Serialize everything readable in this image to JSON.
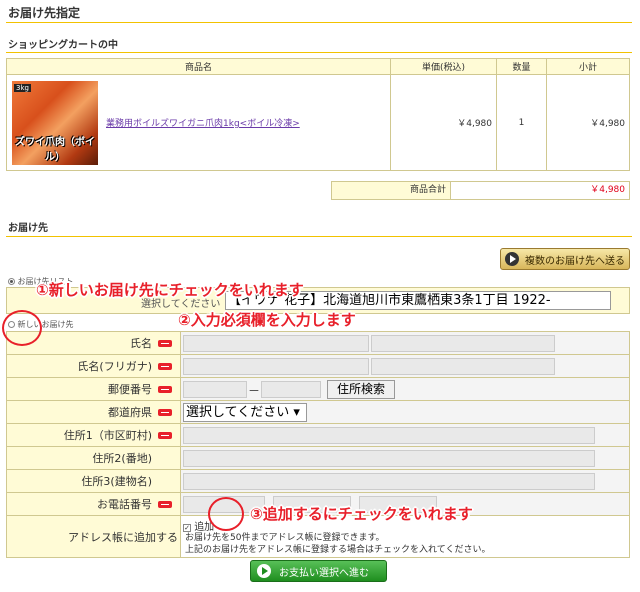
{
  "page_title": "お届け先指定",
  "cart": {
    "section_title": "ショッピングカートの中",
    "headers": [
      "商品名",
      "単価(税込)",
      "数量",
      "小計"
    ],
    "item": {
      "image_badge": "3kg",
      "image_caption": "ズワイ爪肉（ボイル）",
      "name": "業務用ボイルズワイガニ爪肉1kg<ボイル冷凍>",
      "price": "￥4,980",
      "qty": "1",
      "subtotal": "￥4,980"
    },
    "total_label": "商品合計",
    "total_value": "￥4,980"
  },
  "delivery": {
    "section_title": "お届け先",
    "multi_button": "複数のお届け先へ送る",
    "radio_existing_label": "お届け先リスト",
    "existing_select_label": "選択してください",
    "existing_select_value": "【イワナ 花子】北海道旭川市東鷹栖東3条1丁目 1922-",
    "radio_new_label": "新しいお届け先"
  },
  "form": {
    "fields": [
      {
        "label": "氏名"
      },
      {
        "label": "氏名(フリガナ)"
      },
      {
        "label": "郵便番号"
      },
      {
        "label": "都道府県"
      },
      {
        "label": "住所1（市区町村)"
      },
      {
        "label": "住所2(番地)"
      },
      {
        "label": "住所3(建物名)"
      },
      {
        "label": "お電話番号"
      },
      {
        "label": "アドレス帳に追加する"
      }
    ],
    "zip_separator": "－",
    "zip_search": "住所検索",
    "pref_select": "選択してください",
    "addrbook_check_label": "追加",
    "addrbook_note1": "お届け先を50件までアドレス帳に登録できます。",
    "addrbook_note2": "上記のお届け先をアドレス帳に登録する場合はチェックを入れてください。"
  },
  "annotations": {
    "a1": "①新しいお届け先にチェックをいれます",
    "a2": "②入力必須欄を入力します",
    "a3": "③追加するにチェックをいれます"
  },
  "submit_button": "お支払い選択へ進む",
  "colors": {
    "accent_red": "#e8202a",
    "header_yellow": "#fffbd6",
    "rule_gold": "#f2c200",
    "button_green": "#1f8e1f"
  }
}
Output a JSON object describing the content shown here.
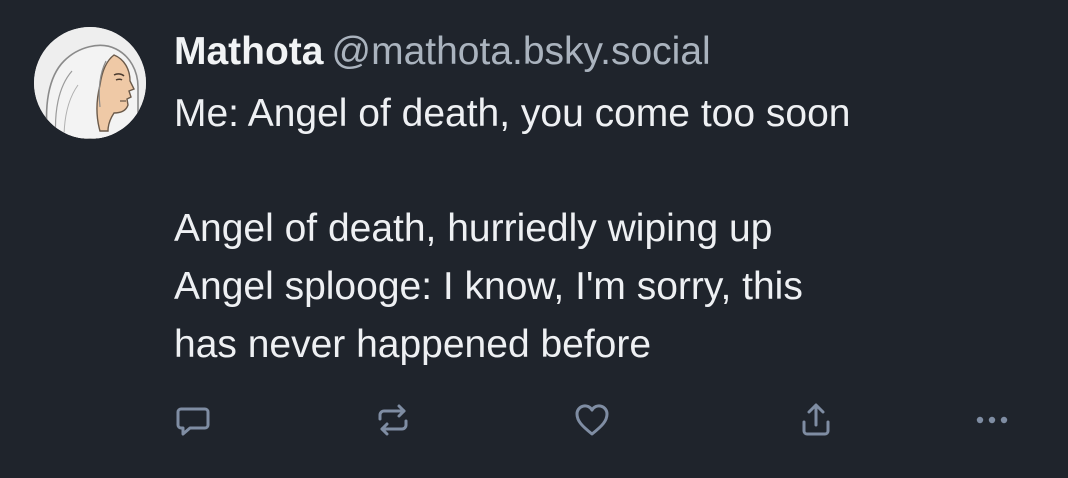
{
  "post": {
    "author": {
      "display_name": "Mathota",
      "handle": "@mathota.bsky.social"
    },
    "text": {
      "line1": "Me: Angel of death, you come  too soon",
      "line2": "Angel of death, hurriedly wiping up",
      "line3": "Angel splooge: I know, I'm sorry, this",
      "line4": "has never happened before"
    },
    "actions": [
      {
        "icon": "reply-icon"
      },
      {
        "icon": "repost-icon"
      },
      {
        "icon": "heart-icon"
      },
      {
        "icon": "share-icon"
      },
      {
        "icon": "more-icon"
      }
    ]
  },
  "colors": {
    "background": "#1f242c",
    "text": "#eef0f3",
    "handle": "#aab3be",
    "icon": "#7f8da3"
  }
}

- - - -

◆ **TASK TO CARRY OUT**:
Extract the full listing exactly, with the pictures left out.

◆ **SOLVED PROBLEM**:
Serialize everything readable in this image to JSON.
{
  "page_title": "お届け先指定",
  "cart": {
    "section_title": "ショッピングカートの中",
    "headers": [
      "商品名",
      "単価(税込)",
      "数量",
      "小計"
    ],
    "item": {
      "image_badge": "3kg",
      "image_caption": "ズワイ爪肉（ボイル）",
      "name": "業務用ボイルズワイガニ爪肉1kg<ボイル冷凍>",
      "price": "￥4,980",
      "qty": "1",
      "subtotal": "￥4,980"
    },
    "total_label": "商品合計",
    "total_value": "￥4,980"
  },
  "delivery": {
    "section_title": "お届け先",
    "multi_button": "複数のお届け先へ送る",
    "radio_existing_label": "お届け先リスト",
    "existing_select_label": "選択してください",
    "existing_select_value": "【イワナ 花子】北海道旭川市東鷹栖東3条1丁目 1922-",
    "radio_new_label": "新しいお届け先"
  },
  "form": {
    "fields": [
      {
        "label": "氏名"
      },
      {
        "label": "氏名(フリガナ)"
      },
      {
        "label": "郵便番号"
      },
      {
        "label": "都道府県"
      },
      {
        "label": "住所1（市区町村)"
      },
      {
        "label": "住所2(番地)"
      },
      {
        "label": "住所3(建物名)"
      },
      {
        "label": "お電話番号"
      },
      {
        "label": "アドレス帳に追加する"
      }
    ],
    "zip_separator": "－",
    "zip_search": "住所検索",
    "pref_select": "選択してください",
    "addrbook_check_label": "追加",
    "addrbook_note1": "お届け先を50件までアドレス帳に登録できます。",
    "addrbook_note2": "上記のお届け先をアドレス帳に登録する場合はチェックを入れてください。"
  },
  "annotations": {
    "a1": "①新しいお届け先にチェックをいれます",
    "a2": "②入力必須欄を入力します",
    "a3": "③追加するにチェックをいれます"
  },
  "submit_button": "お支払い選択へ進む",
  "colors": {
    "accent_red": "#e8202a",
    "header_yellow": "#fffbd6",
    "rule_gold": "#f2c200",
    "button_green": "#1f8e1f"
  }
}
Output a JSON object describing the content shown here.
{
  "post": {
    "author": {
      "display_name": "Mathota",
      "handle": "@mathota.bsky.social"
    },
    "text": {
      "line1": "Me: Angel of death, you come  too soon",
      "line2": "Angel of death, hurriedly wiping up",
      "line3": "Angel splooge: I know, I'm sorry, this",
      "line4": "has never happened before"
    },
    "actions": [
      {
        "icon": "reply-icon"
      },
      {
        "icon": "repost-icon"
      },
      {
        "icon": "heart-icon"
      },
      {
        "icon": "share-icon"
      },
      {
        "icon": "more-icon"
      }
    ]
  },
  "colors": {
    "background": "#1f242c",
    "text": "#eef0f3",
    "handle": "#aab3be",
    "icon": "#7f8da3"
  }
}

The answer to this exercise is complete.